Keanna Broadie, Matthew Rhodes and Lindsey Wofford of Florida Coastal School of Law triumphed over classmates Tiffany Hickerson, Austin Kwikkel and Heather Masse to claim first place in the 2019 competition. Rhodes also was named best oral advocate in the final round, while Wofford was honored as the best oral advocate in the preliminary rounds.
Florida Coastal’s winning team received a replica of Elon Law’s Chief Justices’ Cup and will have its school name engraved on the permanent trophy that resides at Elon Law. Each individual member of the first-place team also receives a plaque.
The two Florida Coastal teams argued in the final round before a panel of five judges including Hunter; the Hon. L. Patrick Auld, U.S. District Court for the Middle District of North Carolina; the Hon. James G. Exum Jr., retired chief justice of the Supreme Court of North Carolina; the Hon. John M. Tyson of the North Carolina Court of Appeals; and the Hon. Willis P. Whichard, former associate justice of the Supreme Court of North Carolina.
The Billings, Exum & Frye National Moot Court Competition honors three former North Carolina Supreme Court chief justices – Rhoda Bryan Billings, James Exum, and Henry E. Frye, all founding members of Elon Law’s Advisory Board – and each year focuses on constitutional law issues.
Moot court teams participated in three preliminary rounds of oral argument, after which the field was narrowed for octofinal, quarterfinal, semifinal and championship rounds. Teams submitted briefs in advance of the competition, representing either the petitioner or the respondent in the hypothetical case before the United States Supreme Court. Competitors were judged on the quality of their appellate brief and oral arguments.
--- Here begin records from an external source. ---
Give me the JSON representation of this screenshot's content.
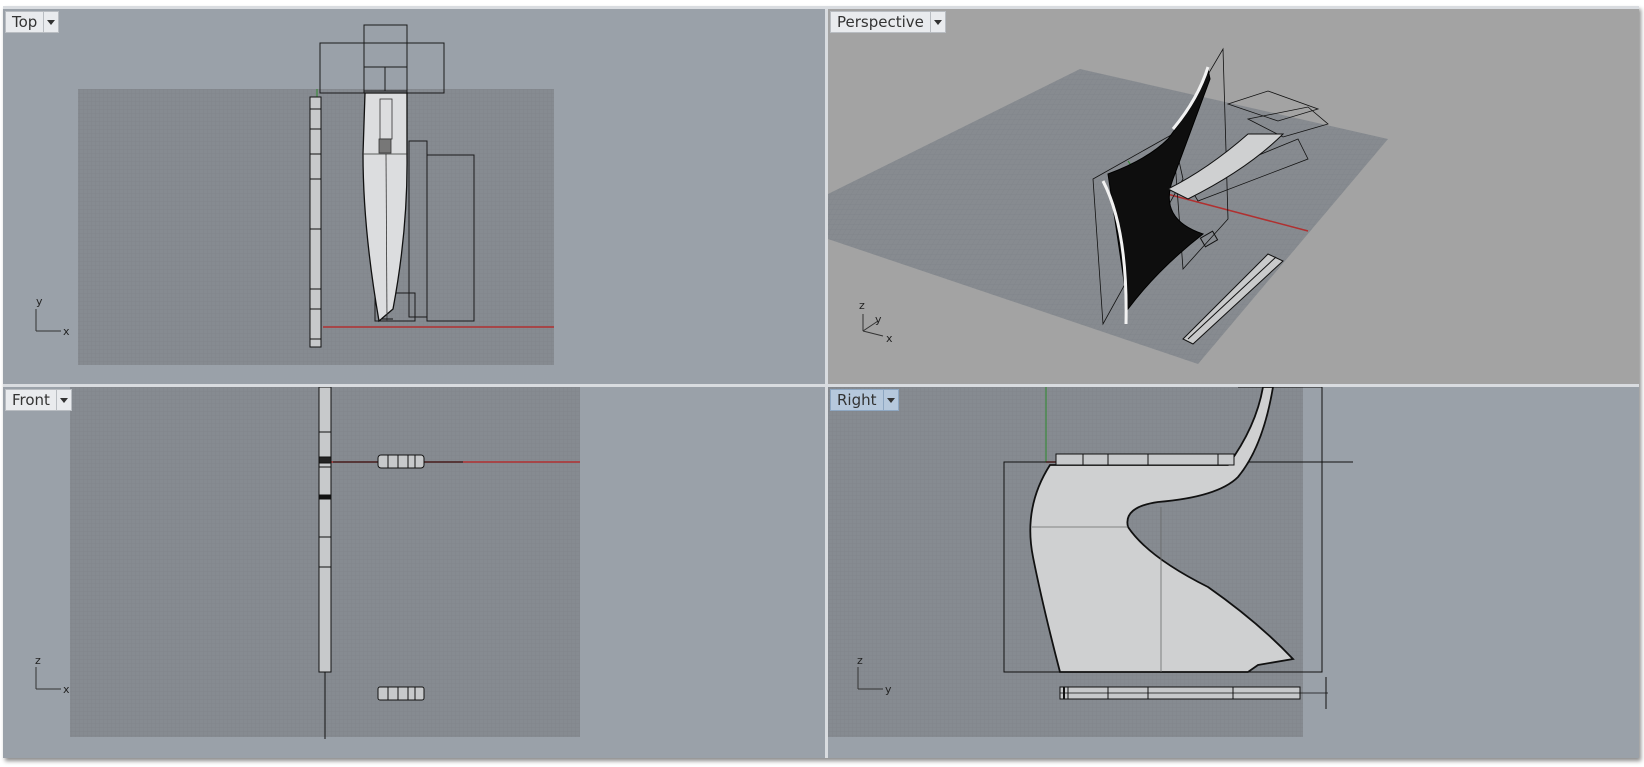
{
  "viewports": {
    "top": {
      "label": "Top",
      "axes": {
        "h": "x",
        "v": "y"
      }
    },
    "perspective": {
      "label": "Perspective",
      "axes": {
        "a": "z",
        "b": "y",
        "c": "x"
      }
    },
    "front": {
      "label": "Front",
      "axes": {
        "h": "x",
        "v": "z"
      }
    },
    "right": {
      "label": "Right",
      "axes": {
        "h": "y",
        "v": "z"
      }
    }
  },
  "active_viewport": "right",
  "icons": {
    "dropdown": "chevron-down-icon"
  },
  "colors": {
    "viewport_bg": "#9aa1a9",
    "perspective_bg": "#a3a3a3",
    "grid_plane": "#868b91",
    "x_axis": "#b03030",
    "y_axis": "#2c8a2c",
    "surface": "#cfd0d1",
    "active_tab": "#b6c8dc"
  }
}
“It is gratifying to see the growth and success of the competition over the past 10 years,” said Alan Woodlief, senior associate dean and director of Elon Law’s moot court program. “I was so impressed with the leadership and hard work of our Moot Court Board this year, as they balanced the largest number of teams, judges and bailiffs ever and ran a superb competition.”
Semfinal Round Judges
- The Hon. Katie Overby
District Court Judge, North Carolina District Court
- Gregg Schwitzgebel
Associate General Counsel, North Carolina League of Municipalities and Immediate Past Chair, North Carolina Bar Association Appellate Practice Section
- The Hon. Thomas H. Lock
Senior Resident Superior Court Judge, North Carolina Superior Court
- The Hon. Angela B. Puckett
Superior Court Judge, North Carolina Superior Court
- The Hon. Marcus Shields
District Court Judge, North Carolina District Court
- Dean Enrique Armijo
Associate Dean for Academic Affairs and Professor of Law at Elon University School of Law
- Dean Wendy Scott
Associate Dean for Academic Success and Professor of Law at Elon University School of Law
- Professor Steve Friedland
Senior Scholar and Professor of Law at Elon University School of Law
Elon Law Moot Court Board committee chairs for the 10th Billings, Exum & Frye National Moot Court Competition
- Cody Jones L’19 and Michelle Scott L’19, competition co-chairs
- Kelli Rawlinson L’19 and Chris Tarpley L’19, hospitality
- Jaclyn McKeon L’19 and Karah Yager L’19, bailiffs
- Preston Edwards L’19 and Lauren Zickert L’19, scoring
- Emily Benson Chatzky L’19 and Logan DeHart L’19, judge recruitment
- Haley Lohr L’19 and Hannah Tombaugh L’19, authors of the problem
About Elon Law:
Elon University School of Law in Greensboro, North Carolina, is the preeminent school for engaged and experiential learning in law. With a focus on learning by doing, it integrates traditional classroom instruction with course-connected, full-time residencies-in-practice in a logically sequenced program of transformational professional preparation. Elon Law’s groundbreaking approach is accomplished in 2.5 years, which provides distinctive value by lowering tuition and permitting graduates early entry into their legal careers.